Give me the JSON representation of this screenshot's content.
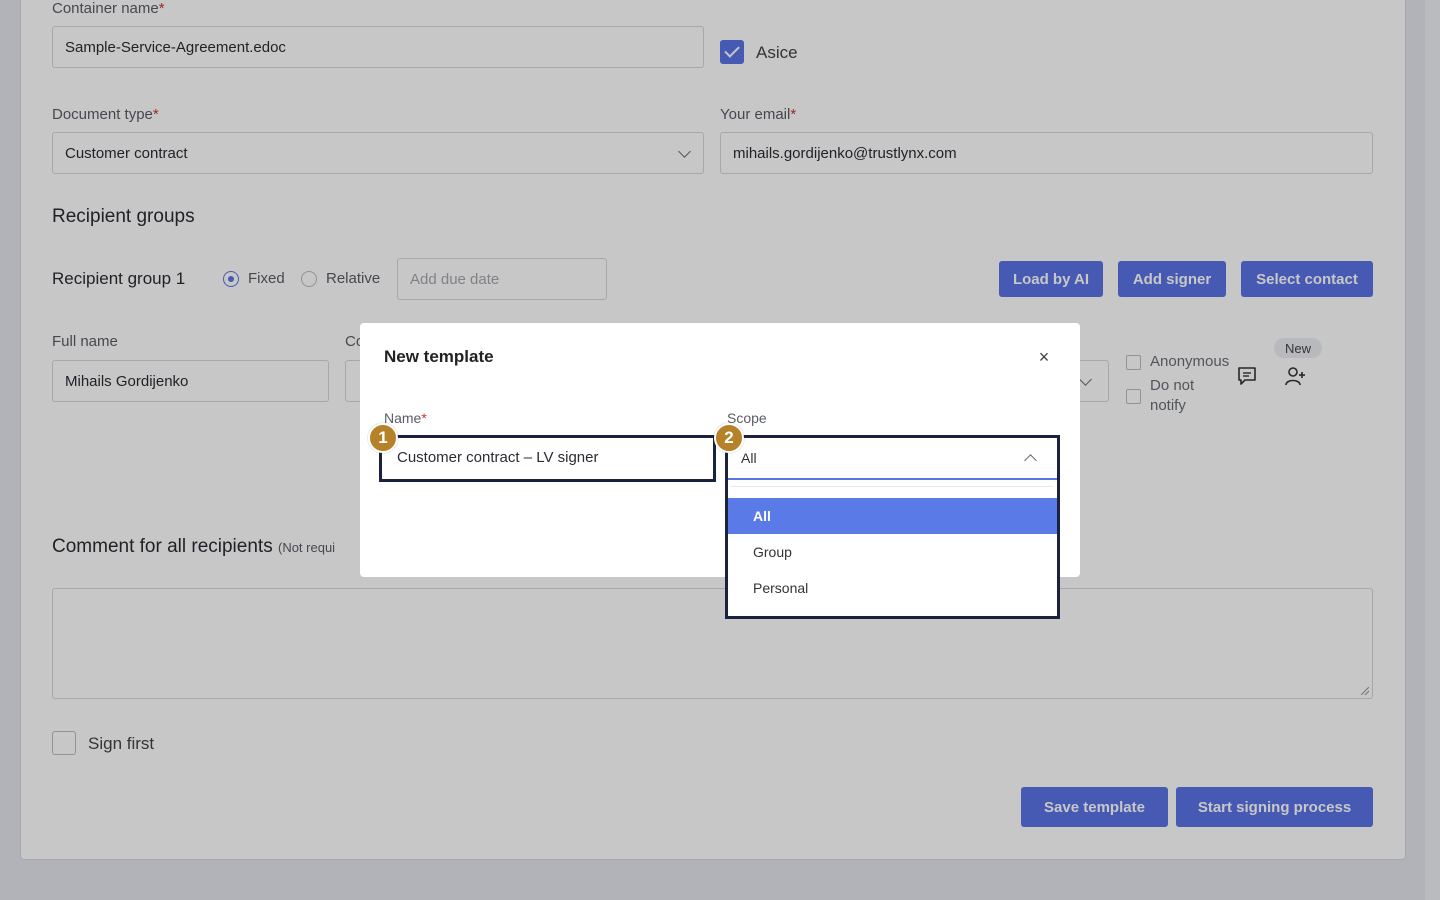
{
  "form": {
    "container_name_label": "Container name",
    "required_mark": "*",
    "container_name_value": "Sample-Service-Agreement.edoc",
    "asice_label": "Asice",
    "document_type_label": "Document type",
    "document_type_value": "Customer contract",
    "email_label": "Your email",
    "email_value": "mihails.gordijenko@trustlynx.com",
    "recipient_groups_title": "Recipient groups",
    "group1_label": "Recipient group 1",
    "fixed_label": "Fixed",
    "relative_label": "Relative",
    "due_date_placeholder": "Add due date",
    "load_by_ai": "Load by AI",
    "add_signer": "Add signer",
    "select_contact": "Select contact",
    "full_name_label": "Full name",
    "col2_label_partial": "Co",
    "full_name_value": "Mihails Gordijenko",
    "anonymous_label": "Anonymous",
    "do_not_notify_label_1": "Do not",
    "do_not_notify_label_2": "notify",
    "new_badge": "New",
    "comment_title": "Comment for all recipients",
    "comment_note": "(Not requi",
    "sign_first_label": "Sign first",
    "save_template": "Save template",
    "start_signing": "Start signing process"
  },
  "modal": {
    "title": "New template",
    "close": "×",
    "name_label": "Name",
    "name_value": "Customer contract – LV signer",
    "scope_label": "Scope",
    "scope_value": "All",
    "scope_options": [
      "All",
      "Group",
      "Personal"
    ],
    "selected_option": "All"
  },
  "markers": [
    "1",
    "2"
  ],
  "colors": {
    "accent": "#5a74e6",
    "marker": "#b5822a",
    "highlight_border": "#1b2240",
    "required": "#d0312d"
  }
}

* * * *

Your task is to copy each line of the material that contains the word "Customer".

    "document_type_value": "Customer contract",
    "name_value": "Customer contract – LV signer",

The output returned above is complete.